● Work instructions
Nothing in the records may change. Print them all again.

● Records for the exercise
↓
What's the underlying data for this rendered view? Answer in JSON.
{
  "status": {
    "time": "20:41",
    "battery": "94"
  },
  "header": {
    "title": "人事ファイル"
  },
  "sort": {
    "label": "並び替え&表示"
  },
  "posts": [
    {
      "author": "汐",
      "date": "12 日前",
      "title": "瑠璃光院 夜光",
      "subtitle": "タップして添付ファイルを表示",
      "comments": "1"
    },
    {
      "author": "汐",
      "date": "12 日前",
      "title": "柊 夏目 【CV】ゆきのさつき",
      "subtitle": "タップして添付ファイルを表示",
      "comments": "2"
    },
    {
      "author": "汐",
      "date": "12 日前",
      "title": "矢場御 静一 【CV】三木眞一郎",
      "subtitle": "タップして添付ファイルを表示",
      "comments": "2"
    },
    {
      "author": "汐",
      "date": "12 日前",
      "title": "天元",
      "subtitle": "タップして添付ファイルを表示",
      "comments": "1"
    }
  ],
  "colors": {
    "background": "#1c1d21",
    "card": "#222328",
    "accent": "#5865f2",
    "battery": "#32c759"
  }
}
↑
● Written solution
What's the underlying data for this rendered view? Answer in JSON.
{
  "status": {
    "time": "20:41",
    "battery": "94"
  },
  "header": {
    "title": "人事ファイル"
  },
  "sort": {
    "label": "並び替え&表示"
  },
  "posts": [
    {
      "author": "汐",
      "date": "12 日前",
      "title": "瑠璃光院 夜光",
      "subtitle": "タップして添付ファイルを表示",
      "comments": "1"
    },
    {
      "author": "汐",
      "date": "12 日前",
      "title": "柊 夏目 【CV】ゆきのさつき",
      "subtitle": "タップして添付ファイルを表示",
      "comments": "2"
    },
    {
      "author": "汐",
      "date": "12 日前",
      "title": "矢場御 静一 【CV】三木眞一郎",
      "subtitle": "タップして添付ファイルを表示",
      "comments": "2"
    },
    {
      "author": "汐",
      "date": "12 日前",
      "title": "天元",
      "subtitle": "タップして添付ファイルを表示",
      "comments": "1"
    }
  ],
  "colors": {
    "background": "#1c1d21",
    "card": "#222328",
    "accent": "#5865f2",
    "battery": "#32c759"
  }
}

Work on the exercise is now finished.